===== Dataset content

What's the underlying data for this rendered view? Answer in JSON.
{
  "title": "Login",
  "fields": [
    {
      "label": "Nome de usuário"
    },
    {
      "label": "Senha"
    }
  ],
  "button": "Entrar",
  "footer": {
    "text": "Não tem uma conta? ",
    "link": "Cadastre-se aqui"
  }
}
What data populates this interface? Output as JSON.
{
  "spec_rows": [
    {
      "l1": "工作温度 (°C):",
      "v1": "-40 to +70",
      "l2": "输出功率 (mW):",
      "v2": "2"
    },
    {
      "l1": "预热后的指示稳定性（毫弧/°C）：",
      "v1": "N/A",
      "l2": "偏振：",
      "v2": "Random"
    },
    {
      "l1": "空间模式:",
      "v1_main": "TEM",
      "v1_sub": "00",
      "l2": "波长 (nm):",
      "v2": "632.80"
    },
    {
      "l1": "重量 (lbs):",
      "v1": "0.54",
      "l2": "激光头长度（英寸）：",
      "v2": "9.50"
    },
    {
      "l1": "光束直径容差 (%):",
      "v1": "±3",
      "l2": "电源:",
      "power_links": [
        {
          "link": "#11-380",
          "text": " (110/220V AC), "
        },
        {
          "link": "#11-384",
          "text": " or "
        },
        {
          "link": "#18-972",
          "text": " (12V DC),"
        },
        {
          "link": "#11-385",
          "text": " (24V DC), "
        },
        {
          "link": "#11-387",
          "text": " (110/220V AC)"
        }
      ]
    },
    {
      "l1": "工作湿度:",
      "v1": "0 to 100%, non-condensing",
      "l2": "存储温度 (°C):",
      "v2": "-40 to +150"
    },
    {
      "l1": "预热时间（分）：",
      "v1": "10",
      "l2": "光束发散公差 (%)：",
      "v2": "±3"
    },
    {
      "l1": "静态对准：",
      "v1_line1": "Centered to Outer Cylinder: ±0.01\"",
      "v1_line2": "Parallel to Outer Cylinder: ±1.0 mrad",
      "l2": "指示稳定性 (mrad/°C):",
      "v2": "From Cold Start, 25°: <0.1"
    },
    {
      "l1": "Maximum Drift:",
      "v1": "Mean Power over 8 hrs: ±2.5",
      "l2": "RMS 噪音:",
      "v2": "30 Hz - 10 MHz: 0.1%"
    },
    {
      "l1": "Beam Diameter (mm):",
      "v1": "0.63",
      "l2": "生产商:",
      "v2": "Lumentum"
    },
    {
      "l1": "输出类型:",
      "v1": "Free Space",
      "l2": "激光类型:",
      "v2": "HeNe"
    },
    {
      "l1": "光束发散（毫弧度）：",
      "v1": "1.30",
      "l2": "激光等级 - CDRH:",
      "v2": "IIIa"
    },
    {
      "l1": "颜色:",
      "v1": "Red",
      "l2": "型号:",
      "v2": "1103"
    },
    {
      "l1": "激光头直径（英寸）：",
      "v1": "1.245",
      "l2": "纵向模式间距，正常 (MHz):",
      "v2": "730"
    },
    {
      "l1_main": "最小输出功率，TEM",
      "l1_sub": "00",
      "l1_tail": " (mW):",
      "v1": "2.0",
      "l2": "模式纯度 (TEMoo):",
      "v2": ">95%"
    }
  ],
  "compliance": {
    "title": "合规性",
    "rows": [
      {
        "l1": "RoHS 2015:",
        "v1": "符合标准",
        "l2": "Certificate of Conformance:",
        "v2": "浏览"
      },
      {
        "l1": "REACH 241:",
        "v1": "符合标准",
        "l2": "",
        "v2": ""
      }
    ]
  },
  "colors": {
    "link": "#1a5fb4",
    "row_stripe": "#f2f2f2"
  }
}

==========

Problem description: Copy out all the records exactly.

Answer for the task:
What's the underlying data for this rendered view? Answer in JSON.
{
  "title": "Login",
  "fields": [
    {
      "label": "Nome de usuário"
    },
    {
      "label": "Senha"
    }
  ],
  "button": "Entrar",
  "footer": {
    "text": "Não tem uma conta? ",
    "link": "Cadastre-se aqui"
  }
}
What data populates this interface? Output as JSON.
{
  "spec_rows": [
    {
      "l1": "工作温度 (°C):",
      "v1": "-40 to +70",
      "l2": "输出功率 (mW):",
      "v2": "2"
    },
    {
      "l1": "预热后的指示稳定性（毫弧/°C）：",
      "v1": "N/A",
      "l2": "偏振：",
      "v2": "Random"
    },
    {
      "l1": "空间模式:",
      "v1_main": "TEM",
      "v1_sub": "00",
      "l2": "波长 (nm):",
      "v2": "632.80"
    },
    {
      "l1": "重量 (lbs):",
      "v1": "0.54",
      "l2": "激光头长度（英寸）：",
      "v2": "9.50"
    },
    {
      "l1": "光束直径容差 (%):",
      "v1": "±3",
      "l2": "电源:",
      "power_links": [
        {
          "link": "#11-380",
          "text": " (110/220V AC), "
        },
        {
          "link": "#11-384",
          "text": " or "
        },
        {
          "link": "#18-972",
          "text": " (12V DC),"
        },
        {
          "link": "#11-385",
          "text": " (24V DC), "
        },
        {
          "link": "#11-387",
          "text": " (110/220V AC)"
        }
      ]
    },
    {
      "l1": "工作湿度:",
      "v1": "0 to 100%, non-condensing",
      "l2": "存储温度 (°C):",
      "v2": "-40 to +150"
    },
    {
      "l1": "预热时间（分）：",
      "v1": "10",
      "l2": "光束发散公差 (%)：",
      "v2": "±3"
    },
    {
      "l1": "静态对准：",
      "v1_line1": "Centered to Outer Cylinder: ±0.01\"",
      "v1_line2": "Parallel to Outer Cylinder: ±1.0 mrad",
      "l2": "指示稳定性 (mrad/°C):",
      "v2": "From Cold Start, 25°: <0.1"
    },
    {
      "l1": "Maximum Drift:",
      "v1": "Mean Power over 8 hrs: ±2.5",
      "l2": "RMS 噪音:",
      "v2": "30 Hz - 10 MHz: 0.1%"
    },
    {
      "l1": "Beam Diameter (mm):",
      "v1": "0.63",
      "l2": "生产商:",
      "v2": "Lumentum"
    },
    {
      "l1": "输出类型:",
      "v1": "Free Space",
      "l2": "激光类型:",
      "v2": "HeNe"
    },
    {
      "l1": "光束发散（毫弧度）：",
      "v1": "1.30",
      "l2": "激光等级 - CDRH:",
      "v2": "IIIa"
    },
    {
      "l1": "颜色:",
      "v1": "Red",
      "l2": "型号:",
      "v2": "1103"
    },
    {
      "l1": "激光头直径（英寸）：",
      "v1": "1.245",
      "l2": "纵向模式间距，正常 (MHz):",
      "v2": "730"
    },
    {
      "l1_main": "最小输出功率，TEM",
      "l1_sub": "00",
      "l1_tail": " (mW):",
      "v1": "2.0",
      "l2": "模式纯度 (TEMoo):",
      "v2": ">95%"
    }
  ],
  "compliance": {
    "title": "合规性",
    "rows": [
      {
        "l1": "RoHS 2015:",
        "v1": "符合标准",
        "l2": "Certificate of Conformance:",
        "v2": "浏览"
      },
      {
        "l1": "REACH 241:",
        "v1": "符合标准",
        "l2": "",
        "v2": ""
      }
    ]
  },
  "colors": {
    "link": "#1a5fb4",
    "row_stripe": "#f2f2f2"
  }
}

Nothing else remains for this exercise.